An idea pushed by North Carolina Senate Republicans to generate more public school construction money without additional borrowing has cleared a key committee, The Associated Press reports.
However, the proposal, which could mean $2 billion more for public school funding in the next nine years, isn’t enough to address the infrastructure gap and disparities in funding for poorer school districts, the Public School Forum of North Carolina says in a study.
The 2019 Local School Finance Study asserts that there is a need for more than $8 billion in “facility cost” funding, and the $2 billion Senate proposal, combined with a statewide $2 billion bond, are inadequate, presumably by 50 percent.
“With counties spending $3 billion on instructional expenses, or 24 percent of the total share of federal, state and local dollars, the Forum calls for a new funding model that either fully funds instructional expenses, as it is the state’s obligation to do so, or more directly fund public school capital expenses based on a county’s need and ability to self-fund,” the study says.

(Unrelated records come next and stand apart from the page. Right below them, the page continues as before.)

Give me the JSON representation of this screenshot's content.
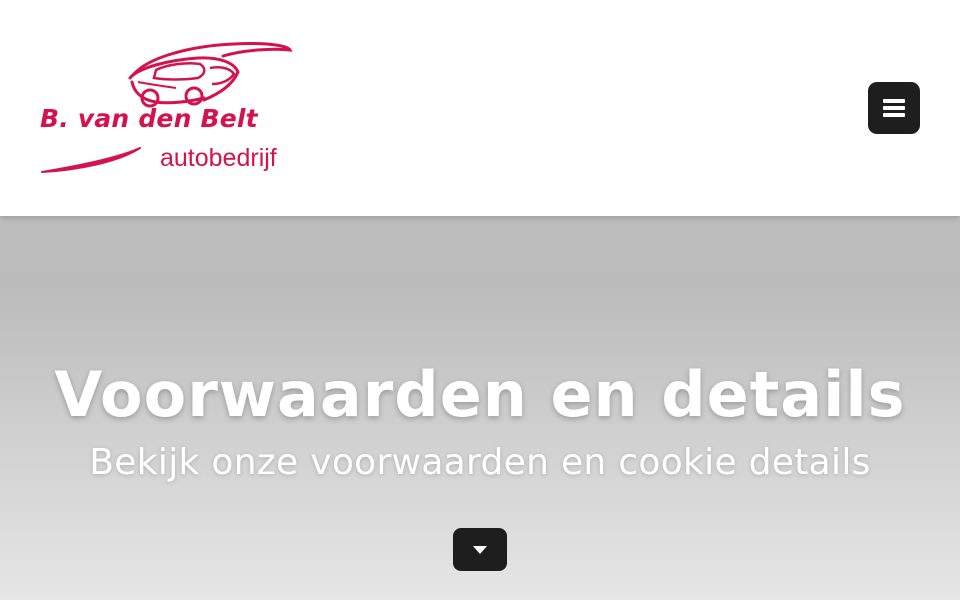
{
  "header": {
    "logo": {
      "name": "B. van den Belt",
      "tagline": "autobedrijf",
      "icon": "car-logo-icon"
    },
    "menu_button": {
      "icon": "hamburger-menu-icon"
    }
  },
  "hero": {
    "title": "Voorwaarden en details",
    "subtitle": "Bekijk onze voorwaarden en cookie details",
    "scroll_button": {
      "icon": "caret-down-icon"
    }
  },
  "colors": {
    "brand": "#d4124e",
    "button_bg": "#1e1e1e",
    "hero_text": "#ffffff",
    "header_bg": "#ffffff"
  }
}
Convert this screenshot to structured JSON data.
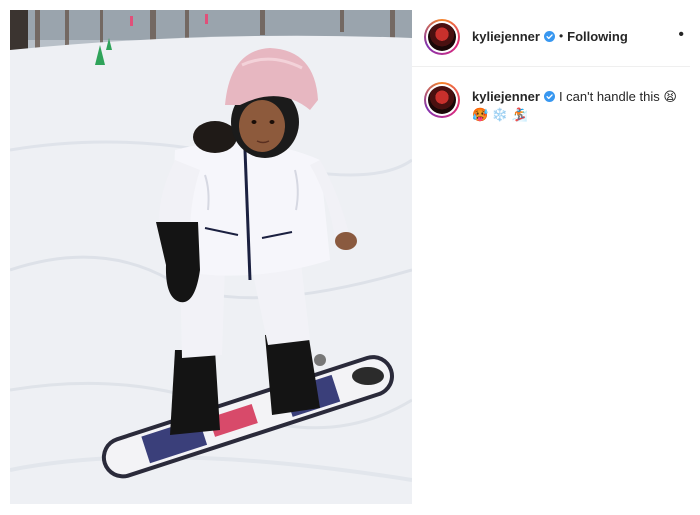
{
  "post": {
    "username": "kyliejenner",
    "follow_status": "Following",
    "separator": "•",
    "more_icon": "•",
    "caption_text": "I can't handle this",
    "caption_emojis": "😫 🥵 ❄️ 🏂",
    "verified_icon": "verified-badge-icon"
  },
  "colors": {
    "verified_blue": "#3897f0",
    "text": "#262626",
    "divider": "#efefef"
  }
}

The Senate’s budget-writing panel voted on Feb. 13 for a measure to expand a recently created fund that pays down state debt and helps agency and university construction projects.

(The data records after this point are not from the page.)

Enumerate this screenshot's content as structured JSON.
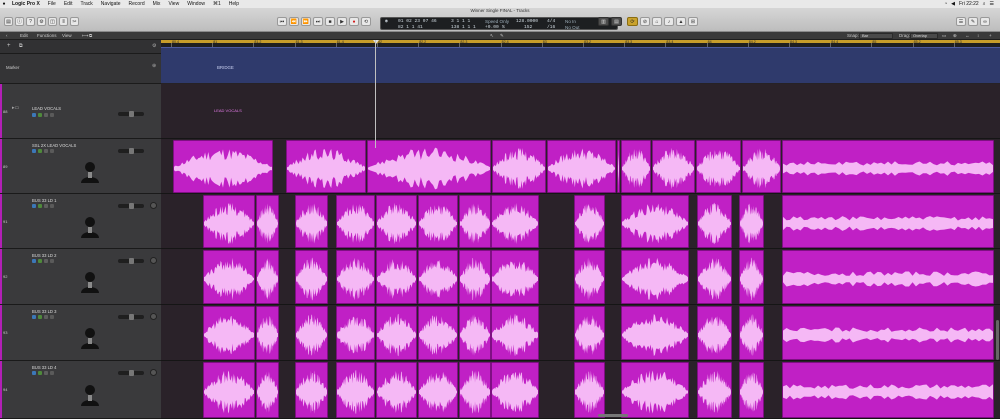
{
  "menubar": {
    "app": "Logic Pro X",
    "items": [
      "File",
      "Edit",
      "Track",
      "Navigate",
      "Record",
      "Mix",
      "View",
      "Window",
      "⌘1",
      "Help"
    ],
    "clock": "Fri 22:22"
  },
  "window": {
    "title": "Winner Single FINAL - Tracks"
  },
  "lcd": {
    "smpte": "01 02 23 07 46",
    "smpte2": "82 1 1 41",
    "bars": "3 1 1 1",
    "bars2": "138 1 1 1",
    "speed_label": "Speed Only",
    "speed_value": "+0.00",
    "speed_unit": "%",
    "tempo": "128.0000",
    "tempo_sub": "152",
    "timesig": "4/4",
    "division": "/16",
    "in_label": "No In",
    "out_label": "No Out"
  },
  "tracks_header": {
    "edit": "Edit",
    "functions": "Functions",
    "view": "View",
    "snap_label": "Snap:",
    "snap_value": "Bar",
    "drag_label": "Drag:",
    "drag_value": "Overlap"
  },
  "ruler": {
    "ticks": [
      "80.4",
      "81",
      "81.2",
      "81.3",
      "81.4",
      "82",
      "82.2",
      "82.3",
      "82.4",
      "83",
      "83.2",
      "83.3",
      "83.4",
      "84",
      "84.2",
      "84.3",
      "84.4",
      "85",
      "85.2",
      "85.3"
    ]
  },
  "marker": {
    "header": "Marker",
    "region_label": "BRIDGE"
  },
  "tracks": [
    {
      "num": "88",
      "name": "LEAD VOCALS",
      "region_label": "LEAD VOCALS"
    },
    {
      "num": "89",
      "name": "SSL 2X LEAD VOCALS"
    },
    {
      "num": "91",
      "name": "BUS 33 LD 1"
    },
    {
      "num": "92",
      "name": "BUS 33 LD 2"
    },
    {
      "num": "93",
      "name": "BUS 33 LD 3"
    },
    {
      "num": "94",
      "name": "BUS 33 LD 4"
    }
  ],
  "colors": {
    "region": "#c020c5",
    "region_border": "#7f0f83",
    "waveform": "#f5b8f5",
    "cycle": "#c79d2a",
    "marker": "#2f3a6c"
  },
  "icons": [
    "apple-icon",
    "library-icon",
    "inspector-icon",
    "help-icon",
    "rewind-icon",
    "forward-icon",
    "stop-icon",
    "play-icon",
    "record-icon",
    "cycle-icon",
    "metronome-icon",
    "editors-icon"
  ]
}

The legislation would direct a higher percentage of state revenues to the fund and also distribute proceeds to K-12 school and community college construction.

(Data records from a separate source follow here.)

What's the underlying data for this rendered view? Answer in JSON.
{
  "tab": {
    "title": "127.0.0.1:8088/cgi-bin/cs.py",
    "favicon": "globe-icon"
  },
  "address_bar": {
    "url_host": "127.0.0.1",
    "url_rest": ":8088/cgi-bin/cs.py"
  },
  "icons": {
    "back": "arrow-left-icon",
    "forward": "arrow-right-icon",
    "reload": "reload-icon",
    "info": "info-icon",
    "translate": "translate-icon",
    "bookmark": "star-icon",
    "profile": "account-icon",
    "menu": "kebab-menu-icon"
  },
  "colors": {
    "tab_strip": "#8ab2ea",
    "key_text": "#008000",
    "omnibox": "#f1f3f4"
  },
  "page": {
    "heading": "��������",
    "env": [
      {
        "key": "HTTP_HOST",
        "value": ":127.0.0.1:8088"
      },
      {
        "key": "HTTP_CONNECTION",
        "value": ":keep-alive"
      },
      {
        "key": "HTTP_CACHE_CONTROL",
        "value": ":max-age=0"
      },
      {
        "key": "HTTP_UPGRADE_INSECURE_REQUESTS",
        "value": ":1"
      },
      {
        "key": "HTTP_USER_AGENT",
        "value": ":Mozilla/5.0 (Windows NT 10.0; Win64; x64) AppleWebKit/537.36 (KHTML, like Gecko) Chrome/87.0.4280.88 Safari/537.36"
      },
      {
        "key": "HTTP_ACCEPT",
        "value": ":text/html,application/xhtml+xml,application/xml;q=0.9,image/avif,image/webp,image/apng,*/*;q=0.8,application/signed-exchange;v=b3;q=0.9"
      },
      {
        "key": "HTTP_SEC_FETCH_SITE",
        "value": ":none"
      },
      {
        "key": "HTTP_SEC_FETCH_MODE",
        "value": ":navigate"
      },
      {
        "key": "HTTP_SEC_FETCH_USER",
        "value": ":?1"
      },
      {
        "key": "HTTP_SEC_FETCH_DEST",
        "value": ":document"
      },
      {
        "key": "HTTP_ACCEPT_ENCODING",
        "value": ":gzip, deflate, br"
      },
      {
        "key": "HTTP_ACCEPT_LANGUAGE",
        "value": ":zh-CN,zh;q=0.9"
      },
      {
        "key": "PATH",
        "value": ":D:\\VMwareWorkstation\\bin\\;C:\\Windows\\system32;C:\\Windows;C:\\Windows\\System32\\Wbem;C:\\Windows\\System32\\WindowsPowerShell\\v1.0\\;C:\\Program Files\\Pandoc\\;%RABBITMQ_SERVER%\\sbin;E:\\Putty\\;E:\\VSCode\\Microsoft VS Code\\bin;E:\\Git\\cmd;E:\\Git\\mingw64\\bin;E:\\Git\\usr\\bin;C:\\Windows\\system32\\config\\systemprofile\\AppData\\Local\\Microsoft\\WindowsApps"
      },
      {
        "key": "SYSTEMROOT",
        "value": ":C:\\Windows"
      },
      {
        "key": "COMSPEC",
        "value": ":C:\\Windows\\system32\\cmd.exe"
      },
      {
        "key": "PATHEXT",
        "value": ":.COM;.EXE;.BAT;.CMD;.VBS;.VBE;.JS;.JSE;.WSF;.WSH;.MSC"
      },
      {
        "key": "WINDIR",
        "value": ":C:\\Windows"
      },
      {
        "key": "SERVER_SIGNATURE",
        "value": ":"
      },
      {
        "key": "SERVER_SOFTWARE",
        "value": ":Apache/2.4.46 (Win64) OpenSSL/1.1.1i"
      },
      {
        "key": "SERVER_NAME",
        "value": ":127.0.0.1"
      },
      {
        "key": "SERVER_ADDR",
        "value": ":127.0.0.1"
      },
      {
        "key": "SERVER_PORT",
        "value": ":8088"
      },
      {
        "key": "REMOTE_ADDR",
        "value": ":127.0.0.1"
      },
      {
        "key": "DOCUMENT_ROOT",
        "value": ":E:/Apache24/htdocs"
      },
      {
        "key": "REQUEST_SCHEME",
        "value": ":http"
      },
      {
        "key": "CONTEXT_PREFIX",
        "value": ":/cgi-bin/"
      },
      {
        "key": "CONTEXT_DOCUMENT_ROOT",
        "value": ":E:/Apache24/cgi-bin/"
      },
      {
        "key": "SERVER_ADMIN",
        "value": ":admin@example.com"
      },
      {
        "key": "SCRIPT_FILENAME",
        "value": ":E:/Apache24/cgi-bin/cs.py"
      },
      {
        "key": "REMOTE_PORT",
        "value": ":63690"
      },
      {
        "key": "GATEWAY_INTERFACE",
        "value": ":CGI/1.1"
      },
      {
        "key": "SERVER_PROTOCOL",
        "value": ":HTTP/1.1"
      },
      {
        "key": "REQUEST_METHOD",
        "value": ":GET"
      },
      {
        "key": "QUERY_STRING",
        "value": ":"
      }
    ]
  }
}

The bill still needs to be reviewed by another committee before it reaches a floor vote.